By Erik Barber from Bowhunting360.com.
In the Spring, April and May bring warmer weather, chirping birds, green grass and, of course, gobbling wild turkeys. Most states offer a spring turkey-hunting season that provides ample opportunities to get into the woods during beautiful weather to bowhunt wild turkey gobblers.
Before getting started, check your state and local regulations regarding season dates, approved bowhunting equipment, and license and tag requirements.
Why Hunt Wild Turkeys?
Wild Turkeys offer some of the most action-packed bowhunting opportunities you’ll ever know. If turkeys are nearby, you’ll hear a tom gobbling to attract springtime mates. This heart-pounding call will make your bowhunt memorable by itself. Meanwhile, spring’s pleasant weather, blooming flowers, budding leaves and chirping birds will keep you enthralled as you wait in your blind for that gobbling tom.
A gobbling tom in full strut is arguably one of nature’s most beautiful sights. A strutting gobbler drops its wings so the tips drag the ground, and puffs out its breast while locking its tail feathers into a full upright position to form a magnificent fan. Photo Credit: John Hafner
What do you need to know?
Whether you’re a seasoned bowhunter or are just getting started bowhunting, turkey season can quickly become your favorite spring pastime. Hunters can shoot only adult males, called “toms,” and juvenile males, called “jakes,” during spring hunting seasons.
The wild turkey’s breeding season runs through April and May, and causes males to strut and gobble repeatedly to attract females, called “hens.” A gobbling tom in full strut is arguably one of nature’s most beautiful sights. A strutting gobbler drops its wings so the tips drag the ground, and puffs out its breast while locking its tail feathers into a full upright position to form a magnificent fan.
A box call is a type of friction call. Hunters slide its lid against the top of the box to make turkey sounds that attract adult males, called “toms,” and juvenile males, called “jakes.” Photo Credit: John Hafner
Because male turkeys are vocal and aggressive during the breeding season, they’ll often respond to calling. Turkey calls come in many models, including diaphragm calls, which are mouth-blown calls that require much practice but are deadly because they can be used hands-free.
Another popular model is friction calls, which include slate calls and box calls. Friction calls are user-friendly.
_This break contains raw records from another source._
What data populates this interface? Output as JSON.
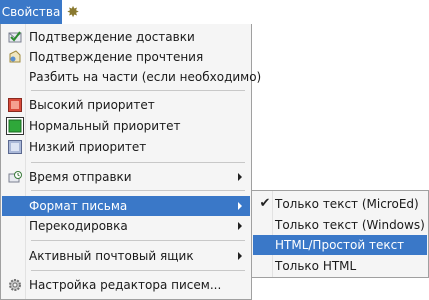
{
  "topbar": {
    "menu_label": "Свойства",
    "gear_icon": "gear-icon"
  },
  "menu": {
    "items": [
      {
        "label": "Подтверждение доставки",
        "icon": "delivery-receipt-icon"
      },
      {
        "label": "Подтверждение прочтения",
        "icon": "read-receipt-icon"
      },
      {
        "label": "Разбить на части (если необходимо)",
        "icon": ""
      },
      {
        "label": "Высокий приоритет",
        "icon": "priority-high-icon"
      },
      {
        "label": "Нормальный приоритет",
        "icon": "priority-normal-icon"
      },
      {
        "label": "Низкий приоритет",
        "icon": "priority-low-icon"
      },
      {
        "label": "Время отправки",
        "icon": "send-time-icon"
      },
      {
        "label": "Формат письма",
        "icon": ""
      },
      {
        "label": "Перекодировка",
        "icon": ""
      },
      {
        "label": "Активный почтовый ящик",
        "icon": ""
      },
      {
        "label": "Настройка редактора писем...",
        "icon": "gear-icon"
      }
    ]
  },
  "submenu": {
    "items": [
      {
        "label": "Только текст (MicroEd)",
        "checked": true
      },
      {
        "label": "Только текст (Windows)",
        "checked": false
      },
      {
        "label": "HTML/Простой текст",
        "checked": false
      },
      {
        "label": "Только HTML",
        "checked": false
      }
    ]
  },
  "colors": {
    "highlight": "#3a78c8",
    "menu_bg": "#f5f5f5"
  }
}
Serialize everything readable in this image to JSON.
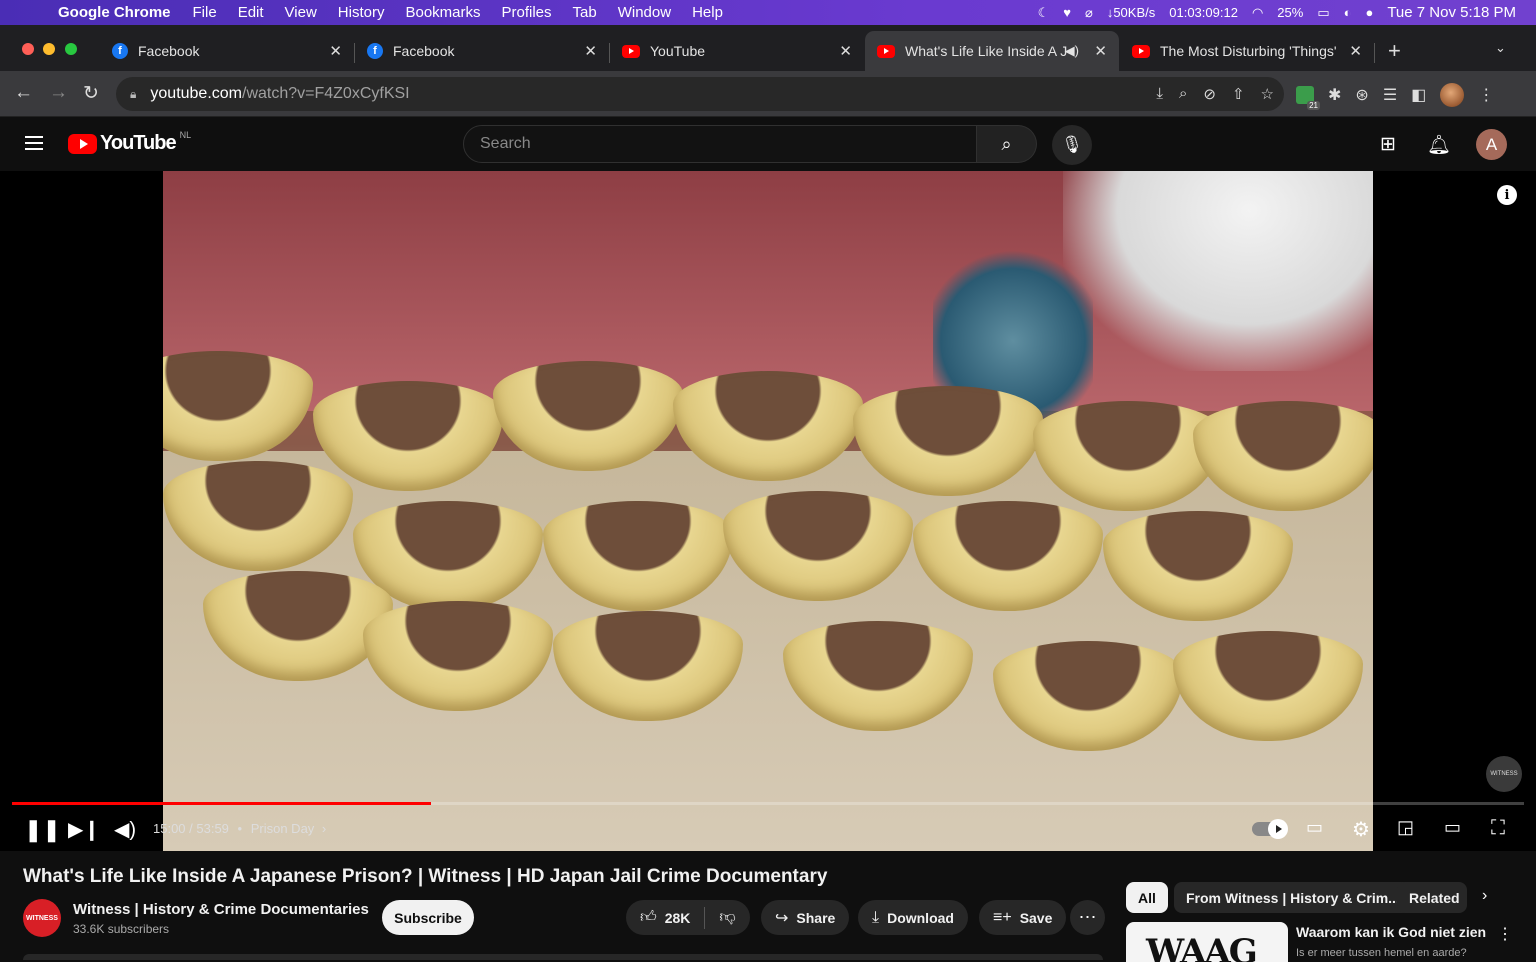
{
  "menubar": {
    "app_name": "Google Chrome",
    "items": [
      "File",
      "Edit",
      "View",
      "History",
      "Bookmarks",
      "Profiles",
      "Tab",
      "Window",
      "Help"
    ],
    "net_speed": "↓50KB/s",
    "battery_time": "01:03:09:12",
    "battery_pct": "25%",
    "clock": "Tue 7 Nov  5:18 PM"
  },
  "tabs": [
    {
      "title": "Facebook",
      "favicon": "facebook-icon"
    },
    {
      "title": "Facebook",
      "favicon": "facebook-icon"
    },
    {
      "title": "YouTube",
      "favicon": "youtube-icon"
    },
    {
      "title": "What's Life Like Inside A J",
      "favicon": "youtube-icon",
      "active": true
    },
    {
      "title": "The Most Disturbing 'Things'",
      "favicon": "youtube-icon"
    }
  ],
  "address": {
    "host": "youtube.com",
    "path": "/watch?v=F4Z0xCyfKSI"
  },
  "extension_badge": "21",
  "youtube": {
    "logo_text": "YouTube",
    "country": "NL",
    "search_placeholder": "Search",
    "avatar_letter": "A"
  },
  "player": {
    "time": "15:00 / 53:59",
    "chapter": "Prison Day",
    "progress_fraction": 0.277,
    "watermark": "WITNESS"
  },
  "video": {
    "title": "What's Life Like Inside A Japanese Prison? | Witness | HD Japan Jail Crime Documentary",
    "channel": "Witness | History & Crime Documentaries",
    "channel_avatar_text": "WITNESS",
    "subscribers": "33.6K subscribers",
    "subscribe_label": "Subscribe",
    "likes": "28K",
    "share_label": "Share",
    "download_label": "Download",
    "save_label": "Save"
  },
  "chips": [
    "All",
    "From Witness | History & Crim...",
    "Related"
  ],
  "recommendation": {
    "title": "Waarom kan ik God niet zien",
    "subtitle": "Is er meer tussen hemel en aarde?",
    "thumb_text": "WAAG"
  },
  "colors": {
    "accent_red": "#ff0000",
    "menubar": "#5b33c8",
    "page_bg": "#0f0f0f"
  }
}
You make the sound yourself using a wooden peg, called a “striker,” to stroke the call’s slate or similar surface. With a box call, you slide its lid against the top of the box to make turkey sounds. In most cases, calls mimic a hen yelp, which is the sound female turkeys make while searching for a tom. However, some seasoned turkey hunters use a gobble call to provoke an aggressive response from toms. That call can lure in a gobbler that won’t respond to hen yelps.
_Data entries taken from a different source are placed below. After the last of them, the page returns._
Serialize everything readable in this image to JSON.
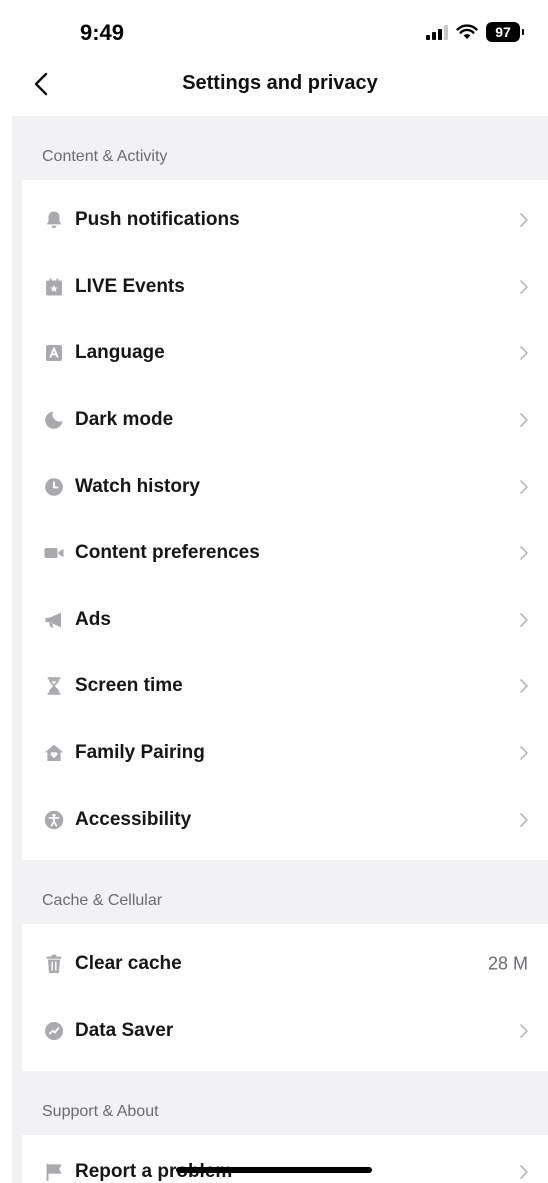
{
  "status_bar": {
    "time": "9:49",
    "battery": "97"
  },
  "header": {
    "title": "Settings and privacy"
  },
  "sections": [
    {
      "title": "Content & Activity",
      "items": [
        {
          "label": "Push notifications",
          "icon": "bell-icon"
        },
        {
          "label": "LIVE Events",
          "icon": "calendar-icon"
        },
        {
          "label": "Language",
          "icon": "language-icon"
        },
        {
          "label": "Dark mode",
          "icon": "moon-icon"
        },
        {
          "label": "Watch history",
          "icon": "clock-icon"
        },
        {
          "label": "Content preferences",
          "icon": "video-camera-icon"
        },
        {
          "label": "Ads",
          "icon": "megaphone-icon"
        },
        {
          "label": "Screen time",
          "icon": "hourglass-icon"
        },
        {
          "label": "Family Pairing",
          "icon": "house-heart-icon"
        },
        {
          "label": "Accessibility",
          "icon": "accessibility-icon"
        }
      ]
    },
    {
      "title": "Cache & Cellular",
      "items": [
        {
          "label": "Clear cache",
          "icon": "trash-icon",
          "value": "28 M"
        },
        {
          "label": "Data Saver",
          "icon": "data-saver-icon"
        }
      ]
    },
    {
      "title": "Support & About",
      "items": [
        {
          "label": "Report a problem",
          "icon": "flag-icon"
        }
      ]
    }
  ],
  "colors": {
    "icon": "#a9a9ae",
    "chevron": "#b9b9be",
    "section_text": "#6b6b70",
    "background": "#f2f2f4"
  }
}
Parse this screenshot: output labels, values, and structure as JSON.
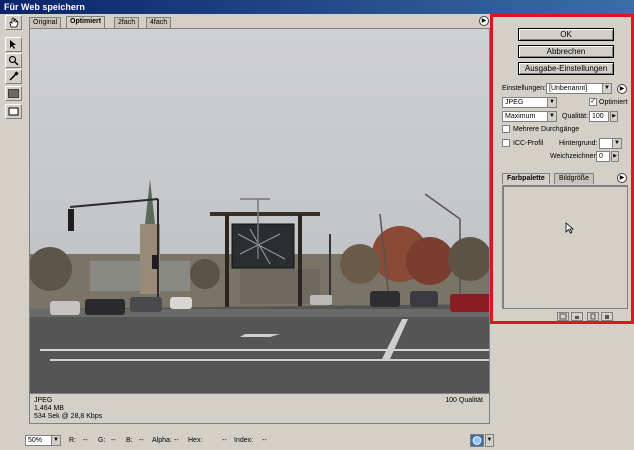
{
  "window": {
    "title": "Für Web speichern"
  },
  "tabs": [
    "Original",
    "Optimiert",
    "2fach",
    "4fach"
  ],
  "tools": [
    {
      "name": "hand-tool-icon"
    },
    {
      "name": "slice-select-tool-icon"
    },
    {
      "name": "zoom-tool-icon"
    },
    {
      "name": "eyedropper-tool-icon"
    }
  ],
  "image_info": {
    "format": "JPEG",
    "size": "1,464 MB",
    "time": "534 Sek @ 28,8 Kbps",
    "quality": "100 Qualität"
  },
  "buttons": {
    "ok": "OK",
    "cancel": "Abbrechen",
    "output": "Ausgabe-Einstellungen"
  },
  "settings": {
    "label": "Einstellungen:",
    "preset": "[Unbenannt]",
    "format": "JPEG",
    "optimized_label": "Optimiert",
    "optimized_checked": true,
    "quality_level": "Maximum",
    "quality_label": "Qualität:",
    "quality_value": "100",
    "progressive_label": "Mehrere Durchgänge",
    "icc_label": "ICC-Profil",
    "background_label": "Hintergrund:",
    "blur_label": "Weichzeichnen:",
    "blur_value": "0"
  },
  "palette_tabs": [
    "Farbpalette",
    "Bildgröße"
  ],
  "bottom": {
    "zoom": "50%",
    "r_label": "R:",
    "r_value": "--",
    "g_label": "G:",
    "g_value": "--",
    "b_label": "B:",
    "b_value": "--",
    "alpha_label": "Alpha:",
    "alpha_value": "--",
    "hex_label": "Hex:",
    "hex_value": "--",
    "index_label": "Index:",
    "index_value": "--"
  },
  "colors": {
    "highlight": "#e0141e",
    "titlebar": "#0a246a",
    "chrome": "#d4d0c8"
  }
}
Decoys can sometimes help bring gobblers into bow range. For example, jake (juvenile male) and tom (adult male) decoys can coax in aggressive gobblers that want to drive competitors from their turf. Photo Credit: John Hafner
When calling to turkeys, you’re urging them to search for the source of the sound. Decoys can sometimes help bring gobblers into bow range. Decoys are available in several options. The most common are hen decoys, which are what gobbling toms desire. In addition, jake and tom decoys can coax in aggressive gobblers that want to drive competitors from their turf. Experiment with different decoy setups to find one that matches the turkey’s mood. Passive toms tend to be attracted to a lone hen decoy, while aggressive toms often rush in to a hen and jake/tom combination.
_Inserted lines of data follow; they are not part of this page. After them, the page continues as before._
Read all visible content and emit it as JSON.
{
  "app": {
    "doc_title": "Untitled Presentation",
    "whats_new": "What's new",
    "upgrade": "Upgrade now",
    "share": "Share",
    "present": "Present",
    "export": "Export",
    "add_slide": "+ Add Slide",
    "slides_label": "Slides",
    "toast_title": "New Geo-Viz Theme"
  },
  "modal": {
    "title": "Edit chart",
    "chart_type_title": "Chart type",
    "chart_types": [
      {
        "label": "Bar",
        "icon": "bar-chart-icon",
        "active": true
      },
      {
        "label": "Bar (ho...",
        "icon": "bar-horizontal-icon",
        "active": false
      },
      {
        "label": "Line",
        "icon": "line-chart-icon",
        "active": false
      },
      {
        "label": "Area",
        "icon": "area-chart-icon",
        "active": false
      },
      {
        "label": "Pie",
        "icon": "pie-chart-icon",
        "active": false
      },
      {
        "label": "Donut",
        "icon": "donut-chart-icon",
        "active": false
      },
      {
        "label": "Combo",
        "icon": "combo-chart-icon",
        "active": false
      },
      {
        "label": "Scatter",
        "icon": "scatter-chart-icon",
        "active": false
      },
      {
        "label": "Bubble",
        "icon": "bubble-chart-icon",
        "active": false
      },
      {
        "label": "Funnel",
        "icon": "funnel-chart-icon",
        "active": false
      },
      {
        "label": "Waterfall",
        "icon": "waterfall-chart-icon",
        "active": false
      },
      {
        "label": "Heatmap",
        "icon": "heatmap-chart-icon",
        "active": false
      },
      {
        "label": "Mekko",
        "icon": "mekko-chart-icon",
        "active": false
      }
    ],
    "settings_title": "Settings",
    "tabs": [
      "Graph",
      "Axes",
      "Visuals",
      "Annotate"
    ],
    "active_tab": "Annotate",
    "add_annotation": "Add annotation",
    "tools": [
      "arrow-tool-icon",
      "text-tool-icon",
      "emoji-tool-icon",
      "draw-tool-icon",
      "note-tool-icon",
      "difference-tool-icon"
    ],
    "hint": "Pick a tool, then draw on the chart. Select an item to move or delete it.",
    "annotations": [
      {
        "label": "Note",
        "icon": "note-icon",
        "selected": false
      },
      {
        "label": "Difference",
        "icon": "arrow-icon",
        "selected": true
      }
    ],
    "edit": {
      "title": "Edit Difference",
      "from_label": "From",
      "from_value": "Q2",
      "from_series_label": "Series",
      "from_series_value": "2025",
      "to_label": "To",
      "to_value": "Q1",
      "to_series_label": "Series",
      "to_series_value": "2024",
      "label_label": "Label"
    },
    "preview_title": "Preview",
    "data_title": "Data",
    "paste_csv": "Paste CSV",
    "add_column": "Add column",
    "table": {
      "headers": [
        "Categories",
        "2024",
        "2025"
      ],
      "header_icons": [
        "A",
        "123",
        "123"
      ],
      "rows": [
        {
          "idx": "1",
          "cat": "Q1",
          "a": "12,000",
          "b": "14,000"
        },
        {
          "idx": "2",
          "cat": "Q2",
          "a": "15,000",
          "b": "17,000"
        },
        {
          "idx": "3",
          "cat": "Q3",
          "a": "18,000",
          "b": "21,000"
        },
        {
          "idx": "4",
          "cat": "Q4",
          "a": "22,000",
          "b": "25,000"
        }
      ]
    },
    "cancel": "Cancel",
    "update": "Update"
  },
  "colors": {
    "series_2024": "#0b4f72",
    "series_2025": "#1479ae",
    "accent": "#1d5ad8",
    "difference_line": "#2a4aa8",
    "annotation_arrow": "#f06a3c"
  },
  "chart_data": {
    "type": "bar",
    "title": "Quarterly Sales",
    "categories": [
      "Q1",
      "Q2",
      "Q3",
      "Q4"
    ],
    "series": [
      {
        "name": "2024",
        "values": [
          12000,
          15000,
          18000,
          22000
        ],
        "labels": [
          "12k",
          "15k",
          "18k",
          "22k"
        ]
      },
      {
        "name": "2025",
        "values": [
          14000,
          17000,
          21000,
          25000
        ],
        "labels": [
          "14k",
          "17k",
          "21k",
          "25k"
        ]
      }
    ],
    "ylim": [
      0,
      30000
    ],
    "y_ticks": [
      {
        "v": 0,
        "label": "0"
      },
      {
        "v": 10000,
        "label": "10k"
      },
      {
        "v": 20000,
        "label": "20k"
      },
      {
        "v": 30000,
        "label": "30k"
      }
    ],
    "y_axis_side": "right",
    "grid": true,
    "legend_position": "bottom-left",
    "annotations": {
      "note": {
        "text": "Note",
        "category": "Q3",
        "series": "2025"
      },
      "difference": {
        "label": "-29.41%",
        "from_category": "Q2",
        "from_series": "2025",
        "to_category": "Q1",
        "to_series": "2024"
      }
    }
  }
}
Pop-up blinds help conceal bowhunters’ movements and, for that reason, are ideal for bowhunting turkeys, which have keen eyesight and can detect the slightest movements. Photo Credit: John Hafner
Turkeys have keen eyesight, and detect the slightest movements. Pop-up blinds are useful for bowhunting turkeys. Bows require lots of motion when pulling them to full draw and settling on your target. A blind’s added concealment can make a big difference.
Turkeys have a relatively small vital zone, roughly the size of your fist, so it’s important to get the tom within a safe shooting range – about 30 yards, depending on the bowhunter – before shooting. Whenever possible, use a blind to conceal your moves, and a decoy to hold the tom’s attention while it approaches. Most pop-up blinds are portable, and easily set up and taken down. Those features let bowhunters move to different locations with little effort.
Turkeys offer some of the most action-packed bowhunting opportunities you’ll ever know. They’re one of the most difficult animals to hunt with a bow, and the breast, legs, wings and thighs taste delicious when cooked properly. Get out there and bring home the (turkey) bacon! Photo Credit: John Hafner